This is where it all came unhinged. With 17 seconds to go, DeBord made a good playcall. Josh Malone ran a deep route to clear out space for Ethan Wolf on the sideline. Wolf was wide open and Dobbs hit him with the pass. The design of the play is to get a quick gain then get out of bounds. Unfortunately, there was confusion over whether Wolf actually did get out. Because of the first down, the clock automatically stops to move the chains. In the following video, you can see Jones frantically asking the official if the clock was about to restart on the sideline.
Jones gets word that the clock will restart and the Vols line up to spike the ball. Dobbs and the offense are in position to spike with 8 seconds on the clock. With one timeout left, this would give the Vols the opportunity to run one more play (maybe a run with Hurd to attack Florida’s pass defense) to set up a roughly 45 yard kick, very reasonable, on the final play.
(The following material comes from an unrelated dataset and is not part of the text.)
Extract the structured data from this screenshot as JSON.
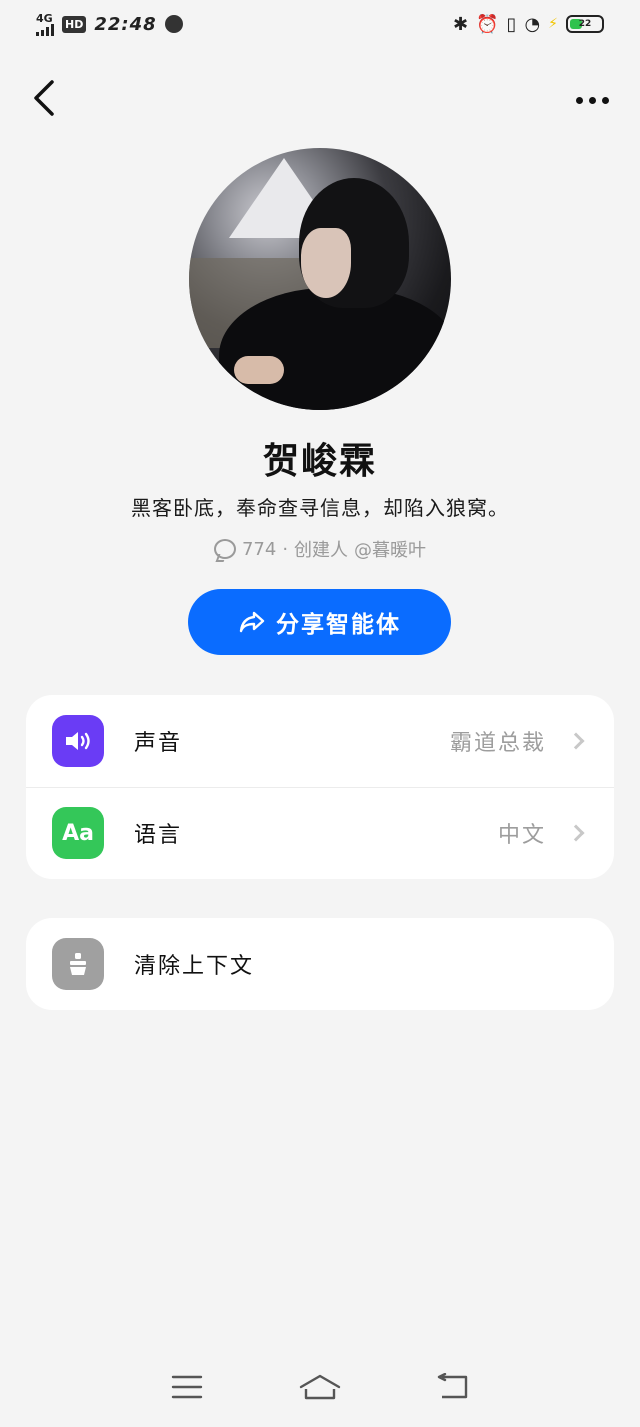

But instead, there is confusion on the sideline. A member of the field goal team, Joe Stocstill, inexplicably runs onto the field. This is horrible. With one timeout left, there would never be a reason for Stocstill and the field goal team to have to run on the field. That would only be the case if the Vols were out of timeouts. This is an unexplainable error that ultimately was the straw that broke the camel’s back.
One official stepped up to Dobbs to keep him from snapping the ball, while another threw his flag for illegal substation on Stocstill. With Dobbs unable to snap the ball, the clock is now at 3 seconds and the ball is backed up 5 yards. Now Aaron Medley has to kick from 55 yards away.
What would’ve been the right call here? Jones should’ve recognized that a penalty was inevitable as soon as Stocstill ran on the field and called timeout. This would’ve saved 5 yards and given Medley a much more makeable field goal.
Here is a video of all the action I just summarized, starting from Dobbs’ run and going through the final penalty. I wanted to leave it all together instead of dividing it into individual plays so that you can see what happens in between each snap.
Ultimately, this team just has too many management issues. Not all are directly Jones’ fault. You can’t directly blame Butch for Stocstill running onto the field. However, as the head coach, it is ultimately his responsibility. Right now there are just too many substitution, timeout, and overall game management issues, and those must be fixed by Jones. You remove any one of the mistakes I listed and the Vols have a very good chance to win. But when you add up a multitude of management issues, the team has very little chance. Jones has to improve as a game day decision maker and have the team better prepared for any possible situation.
I’m not calling for Jones’ head. He is a great recruiter and does an awesome job with the program on non-gamedays. But through three years, his glaring weakness has been game management. Something has to improve, or he will struggle to win the close games.
This concludes part two of this post. If you’ve not already, please go take a look at part one (link here), which takes a closer look at DeBord and the offensive playcalling.